WASHINGTON — With Max Scherzer and Justin Verlander back at the top of the rotation, there are fewer concerns about the Mets’ aces.
And with Starling Marte and Mark Canha showing signs of life, there are fewer concerns about the Mets running into cornerbacks.
The Mets’ sophomore and multi-year big leaguers, who started slow, combined to go 6-for-12 with four RBIs this weekend, starting with a 3-2 loss and ending with an 8-2 win at Nationals Park on Sunday.
The duo signed with the Mets around the same time, and they thrived in their first seasons at Queens and dropped off in April and early May of this year.
When the two veterans—both 34—start to slip, there is a question of whether they will continue to fall.
They entered the play scoring a combined 222 with only four runs between them and struggles that seemed to permeate the entire lineup.
Those numbers would only improve after Sunday, when they helped lead the biggest run of the Mets season.
“It felt good [at-bats] Kanha said, speaking of the entire crime. “It was only a matter of time before that happened.”
Marte and Canha each hit a pair of batters in the fifth of the eight innings of the second inning.
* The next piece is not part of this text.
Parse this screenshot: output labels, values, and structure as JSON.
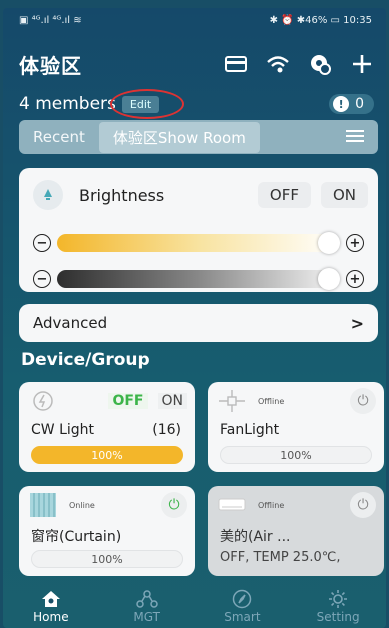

Marte drove out of the frame with a single and scored when Canha lined a double into left field, resulting in the Mets’ first run of the game and opening the gates to what became a rout.
The rest of the Mets lineup continued to hit, enabling the two to get another at-bat in the inning.
Marte knocked down a bloop, an RBI single into center field, stole second and advanced to third when the ball sloshed into center field.
Kanha followed it up with an RBI single in the center of the Mets’ eighth and final run of the inning and the game.
Canha was only 4-for-23 in his past six matches and came into play and was constantly part of early batting practice hours before game time.
“A little tweak here and there, and finally something felt right,” Canha said after raising his average from . 218 to . 236 with a three-hit game. “So the key is to stick with the work I’m doing and keep up with it.”
213 as recently as May 6 and has fallen to sixth in the standings, Marty said Friday that he tends to get better as the weather warms.
Historically, April has been its worst month.
Buck Showalter has seen his $78 million right fielder expand his strike zone – and he’s now starting to see that strike zone shrink.
“He seemed to be cheating so much at fastball that the recognition of the pitch disappeared,” the coach said. “He only had one real chase today in the two games. It was good to see that.”
With one big run, the Mets are hopeful that two major shareholders have taken steps toward getting out.